From “Lazy” to “Avid” Reader

I remember in the 1980s when I was in primary school, we had a “Master Reader Program”.

The program required each and every student in the class to finish reading at least one story book a month. Of course the more books you completed reading, the better it will be. Eventually the Reader with the most number of books completed will be crowned “The Master Reader” of the class or school.

Each student will have an “exercise book” and after each completed story book, he or she will require to record the Title, Author and Date with an additional column for Teacher’s assessment. The assessment will be done in a particular day of the month or week. Students were then required to bring along their completed storybook(s) on that day.
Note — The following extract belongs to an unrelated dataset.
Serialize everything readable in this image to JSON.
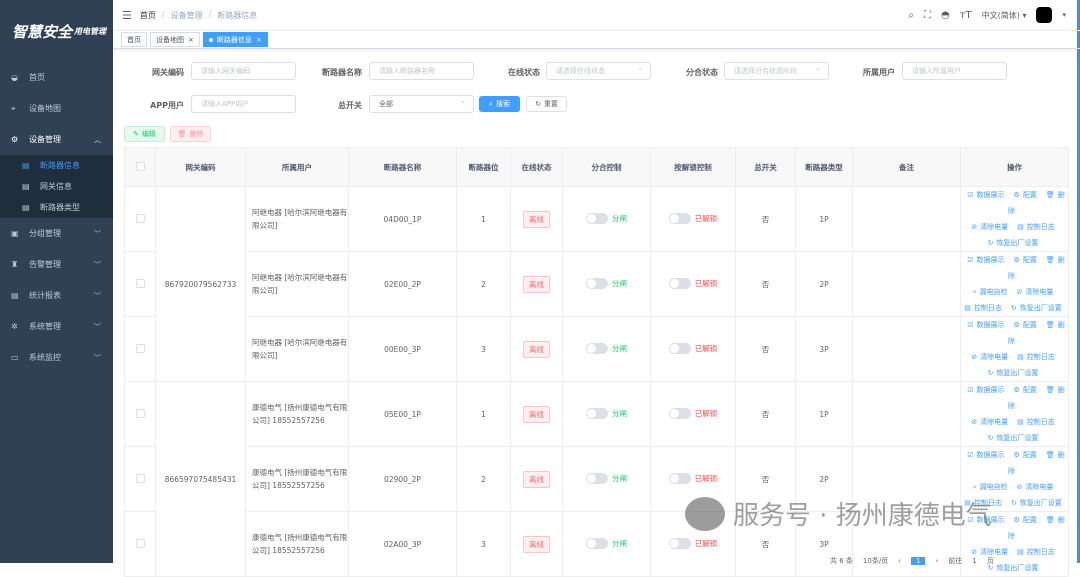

During the assessment, our teacher will flip randomly to a particular page of the book, and asked questions related to the contents of the book. If your answers were “satisfactory” or even if it was not, but somehow your body language did not betray, you will be deem to have “passed”! Upon passing the test, a “star shaped sticker” will be pasted on our notebook, for each completed story book read. At the end of the year, any student who completed a minimum of thirty books will be “crowned” “Master Reader” rewarded by a 'Badge', you can proudly wear for the rest of next year!

Reading storybooks was downright nightmare for me then. Frankly, reading books outside school textbooks remain dreadful for most part of my education. As far as I can recall, I average five or less completed books each year throughout the Master Reader Program. This is not to mention some of the "star stickers" were earned trying so hard to “faked the body language to convince” rather than earnestly completed the reading of the book.

I was labeled the undisputable “Lazy Reader" by my teacher.

More than 20 years later, I enjoyed reading and writing.  This is how life can changed the way that you least expected!

For now, I had added "a new page in my blog", which display the list of Books, Videos and Courses that has impacted my life since 2010.

 “Think before you speak. Read before you think.” - Frances Ann Lebowitz

I think of life as a good book. The further you get into it, the more it begins to make sense. - Harold Kushner